1. The U.S. Air Force has called for work on a “prompt global strike” capability to focus on development of a hypersonic glider to be fired from a heavy bomber, not from rocket boosters as previously planned.
The Air Force is eying the Mach-20 Falcon Hypersonic Test Vehicle as the basis for the new strike missile. “Our focus is on boost-glide capabilities, including the Hypersonic Technology Vehicle concept,” Maj. Gen. David Scott said this week. “We have no plans for conventionally armed sea-based missiles such as a [Navy] Conventional Trident modification or conventionally-armed ICBMs.”

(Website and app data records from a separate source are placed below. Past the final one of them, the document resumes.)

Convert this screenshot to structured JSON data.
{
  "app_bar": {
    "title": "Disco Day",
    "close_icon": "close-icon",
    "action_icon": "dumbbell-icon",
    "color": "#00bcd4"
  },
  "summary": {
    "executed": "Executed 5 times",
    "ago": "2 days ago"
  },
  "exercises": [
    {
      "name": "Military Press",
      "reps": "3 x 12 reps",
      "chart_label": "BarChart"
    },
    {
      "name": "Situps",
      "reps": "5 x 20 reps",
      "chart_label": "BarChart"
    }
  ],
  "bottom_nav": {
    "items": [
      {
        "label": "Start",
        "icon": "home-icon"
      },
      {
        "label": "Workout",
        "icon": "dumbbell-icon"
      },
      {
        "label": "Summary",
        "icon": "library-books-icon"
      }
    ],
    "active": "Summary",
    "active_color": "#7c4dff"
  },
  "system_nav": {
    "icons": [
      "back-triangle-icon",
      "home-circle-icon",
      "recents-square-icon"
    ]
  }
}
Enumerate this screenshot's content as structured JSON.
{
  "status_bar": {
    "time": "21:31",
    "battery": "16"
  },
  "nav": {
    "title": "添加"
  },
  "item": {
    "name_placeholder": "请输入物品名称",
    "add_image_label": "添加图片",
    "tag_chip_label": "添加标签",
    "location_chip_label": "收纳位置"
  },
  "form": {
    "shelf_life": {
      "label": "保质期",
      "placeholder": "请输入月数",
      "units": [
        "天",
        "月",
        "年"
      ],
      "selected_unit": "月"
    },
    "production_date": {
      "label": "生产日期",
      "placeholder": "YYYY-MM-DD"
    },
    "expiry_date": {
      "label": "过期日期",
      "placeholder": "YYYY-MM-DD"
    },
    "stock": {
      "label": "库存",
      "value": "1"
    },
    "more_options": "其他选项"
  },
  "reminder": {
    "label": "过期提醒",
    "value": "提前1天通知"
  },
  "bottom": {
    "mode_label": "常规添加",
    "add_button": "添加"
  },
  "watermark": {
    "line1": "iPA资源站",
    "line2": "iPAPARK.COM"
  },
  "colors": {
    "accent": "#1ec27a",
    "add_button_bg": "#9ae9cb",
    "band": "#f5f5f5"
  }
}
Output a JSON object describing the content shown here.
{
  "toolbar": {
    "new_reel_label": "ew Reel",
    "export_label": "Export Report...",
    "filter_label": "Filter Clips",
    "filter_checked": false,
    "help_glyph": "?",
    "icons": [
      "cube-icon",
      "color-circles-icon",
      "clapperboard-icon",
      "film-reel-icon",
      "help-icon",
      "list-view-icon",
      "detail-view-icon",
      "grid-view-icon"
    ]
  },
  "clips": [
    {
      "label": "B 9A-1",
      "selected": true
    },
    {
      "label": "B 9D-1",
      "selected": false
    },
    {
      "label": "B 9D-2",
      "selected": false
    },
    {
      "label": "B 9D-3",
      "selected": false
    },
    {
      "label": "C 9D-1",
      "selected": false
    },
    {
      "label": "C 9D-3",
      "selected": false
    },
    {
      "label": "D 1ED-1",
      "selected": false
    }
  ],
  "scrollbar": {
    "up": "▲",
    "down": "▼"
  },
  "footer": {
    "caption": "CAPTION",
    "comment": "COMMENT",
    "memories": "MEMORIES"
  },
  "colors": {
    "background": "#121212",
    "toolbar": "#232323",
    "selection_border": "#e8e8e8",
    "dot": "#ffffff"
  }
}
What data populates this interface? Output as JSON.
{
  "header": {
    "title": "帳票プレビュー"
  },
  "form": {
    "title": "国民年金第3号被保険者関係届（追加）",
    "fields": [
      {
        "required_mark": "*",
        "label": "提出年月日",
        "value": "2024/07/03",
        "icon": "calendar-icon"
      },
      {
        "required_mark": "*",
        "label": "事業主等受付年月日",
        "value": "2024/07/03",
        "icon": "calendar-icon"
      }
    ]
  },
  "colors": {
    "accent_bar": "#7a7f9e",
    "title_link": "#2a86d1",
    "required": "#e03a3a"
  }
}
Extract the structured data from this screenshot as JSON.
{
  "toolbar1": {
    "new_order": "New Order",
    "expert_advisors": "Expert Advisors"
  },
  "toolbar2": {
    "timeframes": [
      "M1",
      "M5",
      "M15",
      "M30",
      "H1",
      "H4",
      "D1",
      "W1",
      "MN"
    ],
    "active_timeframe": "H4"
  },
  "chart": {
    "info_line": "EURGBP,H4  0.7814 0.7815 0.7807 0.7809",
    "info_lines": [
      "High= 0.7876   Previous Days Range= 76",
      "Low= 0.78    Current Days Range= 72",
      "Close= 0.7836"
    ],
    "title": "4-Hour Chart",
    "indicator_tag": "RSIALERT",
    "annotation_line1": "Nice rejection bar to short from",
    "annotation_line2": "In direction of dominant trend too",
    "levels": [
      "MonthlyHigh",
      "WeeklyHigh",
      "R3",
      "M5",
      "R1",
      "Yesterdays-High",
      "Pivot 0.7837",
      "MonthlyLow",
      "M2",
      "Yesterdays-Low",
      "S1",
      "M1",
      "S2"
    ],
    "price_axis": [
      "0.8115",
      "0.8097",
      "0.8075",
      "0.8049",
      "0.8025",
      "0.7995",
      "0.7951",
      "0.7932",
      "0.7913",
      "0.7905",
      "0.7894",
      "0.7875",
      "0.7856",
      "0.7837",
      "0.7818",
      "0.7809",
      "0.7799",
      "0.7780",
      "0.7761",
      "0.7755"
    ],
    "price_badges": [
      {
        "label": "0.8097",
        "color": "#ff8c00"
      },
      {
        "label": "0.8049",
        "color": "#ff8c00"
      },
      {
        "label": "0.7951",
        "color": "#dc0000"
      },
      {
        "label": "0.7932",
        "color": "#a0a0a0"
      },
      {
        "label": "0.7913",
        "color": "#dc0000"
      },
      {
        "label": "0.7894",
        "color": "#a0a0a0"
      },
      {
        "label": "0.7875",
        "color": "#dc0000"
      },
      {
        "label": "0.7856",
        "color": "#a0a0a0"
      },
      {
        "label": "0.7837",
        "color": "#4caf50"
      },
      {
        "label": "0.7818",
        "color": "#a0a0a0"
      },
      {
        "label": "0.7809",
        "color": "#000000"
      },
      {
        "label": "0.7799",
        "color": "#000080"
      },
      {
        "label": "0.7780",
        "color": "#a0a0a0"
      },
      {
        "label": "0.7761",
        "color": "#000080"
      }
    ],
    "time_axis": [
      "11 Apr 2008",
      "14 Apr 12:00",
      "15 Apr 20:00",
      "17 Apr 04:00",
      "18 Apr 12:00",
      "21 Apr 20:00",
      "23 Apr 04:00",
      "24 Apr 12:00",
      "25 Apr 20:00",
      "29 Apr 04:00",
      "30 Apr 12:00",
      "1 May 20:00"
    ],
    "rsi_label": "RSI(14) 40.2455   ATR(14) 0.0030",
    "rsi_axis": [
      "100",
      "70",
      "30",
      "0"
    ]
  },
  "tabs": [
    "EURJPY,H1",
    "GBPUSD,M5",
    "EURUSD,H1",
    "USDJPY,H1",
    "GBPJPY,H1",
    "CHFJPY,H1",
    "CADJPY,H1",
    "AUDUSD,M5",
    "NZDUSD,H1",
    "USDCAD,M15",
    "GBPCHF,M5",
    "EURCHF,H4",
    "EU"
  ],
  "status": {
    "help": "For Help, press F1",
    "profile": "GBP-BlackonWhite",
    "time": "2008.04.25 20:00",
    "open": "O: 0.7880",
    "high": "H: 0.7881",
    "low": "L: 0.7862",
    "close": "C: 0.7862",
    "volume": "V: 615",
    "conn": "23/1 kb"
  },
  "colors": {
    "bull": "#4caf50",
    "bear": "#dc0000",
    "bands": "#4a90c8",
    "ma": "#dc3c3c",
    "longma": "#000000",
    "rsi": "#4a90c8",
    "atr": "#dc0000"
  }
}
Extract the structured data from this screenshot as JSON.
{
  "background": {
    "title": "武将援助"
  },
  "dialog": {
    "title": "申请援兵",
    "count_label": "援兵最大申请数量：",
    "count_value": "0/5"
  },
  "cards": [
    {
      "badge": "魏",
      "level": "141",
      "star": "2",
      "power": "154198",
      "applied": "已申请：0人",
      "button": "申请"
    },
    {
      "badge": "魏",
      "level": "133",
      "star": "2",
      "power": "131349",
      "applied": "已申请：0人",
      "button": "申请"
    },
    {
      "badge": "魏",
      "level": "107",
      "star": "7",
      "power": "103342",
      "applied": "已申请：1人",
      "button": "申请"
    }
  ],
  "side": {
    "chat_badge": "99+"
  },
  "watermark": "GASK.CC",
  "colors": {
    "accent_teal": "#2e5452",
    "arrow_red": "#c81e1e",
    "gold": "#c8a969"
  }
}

The gliding missile has the extra advantage of fitting seamlessly into existing operations. The Pentagon hasn’t used non-nuclear ballistic missiles in many decades, but cruise-missile launches are routine. The only difference between an armed hypersonic glider and the Air Force’s existing Joint Air-to-Surface Standoff Missile would be range: A B-52 carrying armed gliders could fire the missiles thousands of miles from their targets and still take them out in just minutes’ time.
As a modest proof-of-concept, the Air Force successfully test-launched its much smaller and less speedy X-51 hypersonic cruise missile, pictured, from a B-52 in May last year.
Aerospace engineering researchers and students at the University of Virginia are helping to create a hypersonic “scramjet” engine that can travel at five times the speed of sound – or 3,700 mph. That’s about twice the speed of a bullet, and it’s technology that could one day allow a plane to fly from New York to Los Angeles in just 40 minutes.
The research team is preparing to unveil a prototype of the scramjet engine, along with a two-stage sounding rocket, on the front lawn of Thornton Hall, home to the U.Va. School of Engineering and Applied Science. The ceremony will take place Monday at 1 p.m.
• Terrier-Improved Orion (Mk 70 first stage)
• Inlet-combustor or inlet-combustor-nozzle
• Same scale scramjet at same conditions